17      Bowden essentially argues that he could not have caused the children to leave their mother because the boys were not with her when the incident occurred.  He contends that the statutory language, “withholds a child for more than 12 hours,” supports his logic.  This method of interference, he argues, shows that the legislature contemplated situations where the child is not with the parent so, implicitly, the other two methods of interference must apply only to those situations where the child initially is with the parent. 

18      The State posits that the withholding method of interference focuses on permission, not being in the parent’s presence.  We agree.  The withholding method addresses a situation where the person who takes the child has some initial permission to do so.  The other two methods speak to situations where the parent has given no permission to the person who “causes a child to leave” or “takes a child away.”  See Wis. Stat. § 948.31(2).  Bowden’s argument that “causes … to leave” means from the parent’s actual presence suggests that parental custody ends when the child is out of the parent’s presence.  Without commenting on the merit of that position, to adopt it would require that we add words to the statute that are not there.  We decline to do so.   See Samuel, 240 Wis. 2d 756, ¶35.    

19      Reviewing the evidence in the light most favorable to the verdict, we conclude that Bowden caused the boys to leave their mother within the meaning of the statute.  Bowden approached the boys, drew them into conversation by means aimed at disarming children and, despite being told they had to go home, insisted they deviate from their route and follow him.  The boys complied out of fear, a fear that was evident to the four occupants of the house.  The brothers reiterated their mother’s rule about being home on time and that they would be grounded.  Bowden overrode their resistance and persuaded them to act counter to their mother’s directives and authority.  It is undisputed that their mother neither gave the boys permission to deviate from this directive nor Bowden permission to cause the boys to deviate from it.  Regardless of whether Bowden’s conduct was sweetened with sports talk and basketballs, it amounts to mental manipulation of a child by doing things to persuade the child to leave the parent.  See Samuel, 240 Wis. 2d 756, ¶37. 

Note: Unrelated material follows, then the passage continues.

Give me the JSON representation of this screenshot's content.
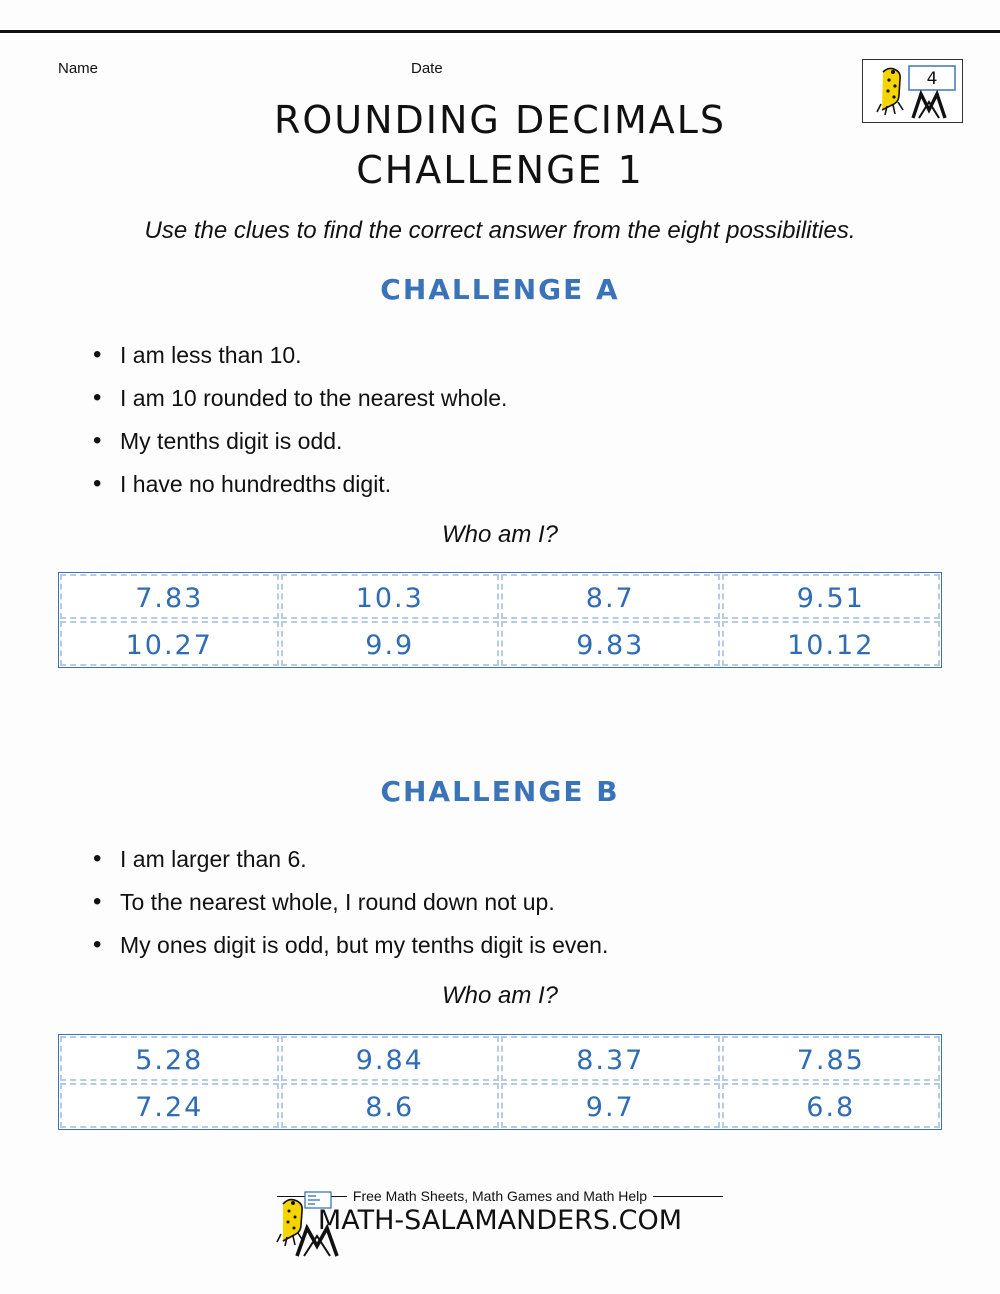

20      Bowden observes that his trial counsel cast this as a case of disobedient children being tardy.  He asserts here that the State produced “no real evidence” of dubious motive on his part and wonders in passing whether, under the State’s theory, taking the child to a movie of which the parent did not approve would be charging conduct.  This line of argument goes nowhere.  This was not an instance of dallying children who defied their mother’s wishes.  There was nothing mutual about the figurative and literal detour from the parent’s authority.  Rather, this was an instance of an adult stranger luring children from their designated journey home contrary to the directives and without the knowledge of a parent.  The jury heard that even Robert Stobbes and Mueller, who were acquainted with Bowden, were unsure enough of Bowden’s intentions toward the boys to walk them home and advise them to tell their parents.  The evidence was sufficient to show that Bowden caused the children to leave a parent. 

21      Finally, beyond posing the question, Bowden leaves undeveloped the argument about the statute’s intended stopping point or constitutional vagueness; we therefore need address it no further.  See Barakat v. DHSS, 191 Wis. 2d 769, 786, 530 N.W.2d 392 (Ct. App. 1995).

            By the Court.—Judgment affirmed.




[1]  The repeater allegation involved a 1996 conviction for possession with intent to distribute cocaine.  All references to the Wisconsin Statutes are to the 2005-06 version unless otherwise noted.

[2]  Bowden brought a similar motion at the close of the evidence at the preliminary hearing.  The motion was denied.